Capacity to Contract and New Jersey Divorce Law
Let’s say you and your spouse want a divorce but you don’t want to hire attorneys. The two of you feel that you can draft a reasonable property settlement agreement and work with the county court clerk regarding procedural matters.
Beware of your future. Your ex-spouse may challenge the validity of the property settlement agreement, although it will be difficult. New Jersey Courts have held it is a fundamental principle that “the settlement of litigation ranks high in our public policy.” Jannarone v. W.T. Co., 65 N.J. Super. 476, 168 A.2d72 (App. Div.) certif.. denied, 35 N.J. 61, 171 A.2d 147 (1962).
Courts encourage parties to settle. Therefore, Courts are not likely to overturn agreements entered into by the parties voluntarily.
The goal of this policy is “the notion that the parties to a dispute are in the best position to determine how to resolve a contested matter in a way which is least disadvantageous to everyone.” Peskin v. Peskin, 271 N.J.Super. 261, 275, 638 A.2d 849 (App.Div.)(quoting Dep’t of Pub. Advocate, 206 N.J Super at 528, 503 A.2d 331), certif. denied 137 N.J. 165, 644 A.2d 613 (1994).
However, if a settlement agreement is achieved through coercion, deception, fraud, undue pressure, or unseemly conduct, or if one party was not competent to voluntarily consent thereto, the settlement agreement must be set aside. Peskin, 271 N.J.Super. at 276.
The longstanding rule is that where there is not the mental capacity to comprehend and understand, there is not the capacity to make a valid contract. Wolkoff v. Villane, 288 N.J.Super. 282, 287, 672 A.2d 242 (App.Div.1996) (quoting Hillsdale Nat’l Bank v. Sansone, 11 N.J.Super. 390, 399, 78 A.2d 441 (App.Div.1951)).
The test of capacity to make an agreement is “ that a man shall have the ability to understand the nature and effect of the act in which he is engaged, and the business he is transacting…. If the mind be so clouded or perverted by age, disease, or affliction, that he cannot comprehend the business in which he is engaging, then the writing is not his deed.” Eaton v. Eaton, 37 N.J.L. 108, 113 Sup.Ct.1874).
The Wolkoff Court emphasized that the party seeking to set aside the settlement agreement has the burden of proving his incapacity or incompetence to contract or other extraordinary circumstance sufficient to vitiate the agreement. Wolkoff, 288 N.J. Super. 282, at 287.

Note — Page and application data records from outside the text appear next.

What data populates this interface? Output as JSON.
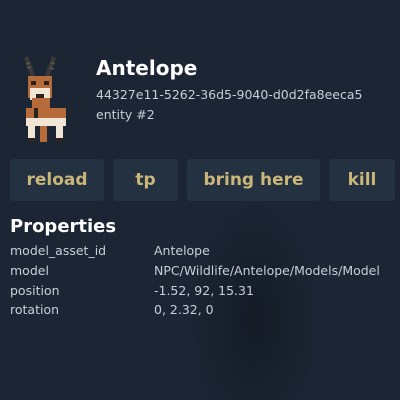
{
  "entity": {
    "name": "Antelope",
    "uuid": "44327e11-5262-36d5-9040-d0d2fa8eeca5",
    "entity_label": "entity #2",
    "avatar_icon": "antelope-icon"
  },
  "actions": {
    "reload": "reload",
    "tp": "tp",
    "bring_here": "bring here",
    "kill": "kill"
  },
  "properties": {
    "title": "Properties",
    "rows": [
      {
        "key": "model_asset_id",
        "value": "Antelope"
      },
      {
        "key": "model",
        "value": "NPC/Wildlife/Antelope/Models/Model"
      },
      {
        "key": "position",
        "value": "-1.52, 92, 15.31"
      },
      {
        "key": "rotation",
        "value": "0, 2.32, 0"
      }
    ]
  },
  "colors": {
    "background": "#1b2533",
    "button_bg": "#243141",
    "button_text": "#c9b679"
  }
}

In Jennings, where a party entered into a settlement agreement and later claimed he was incompetent to do so, the Court held that “absent any competent evidence of fraud, coercion or other unseemly conduct, plaintiffs may avoid the settlement only if lacking mental capacity to make a valid contract.” Jennings v. Reed, 381 N.J. Super. 217, at 230, 885 A.2d 482 at 489 (App. Div. 2005), (citing Wolkoff, 288 N.J.Super. at 286-87, 672 A.2d 242).
In Jennings, the plaintiff did not claim he was without understanding of the terms of the settlement agreement, or unable to appreciate the force of the agreement. In fact, the plaintiff negotiated modifications to the agreement that benefited him. Additionally, plaintiff’s medical proofs did not suggest mental incapacity or incompetence. Id.
Beware of your spouse’s representations. You should ask the following: (1) Is your spouse capable of understanding the terms of a settlement agreement? (2) Do you think your spouse feels coerced into signing the agreement?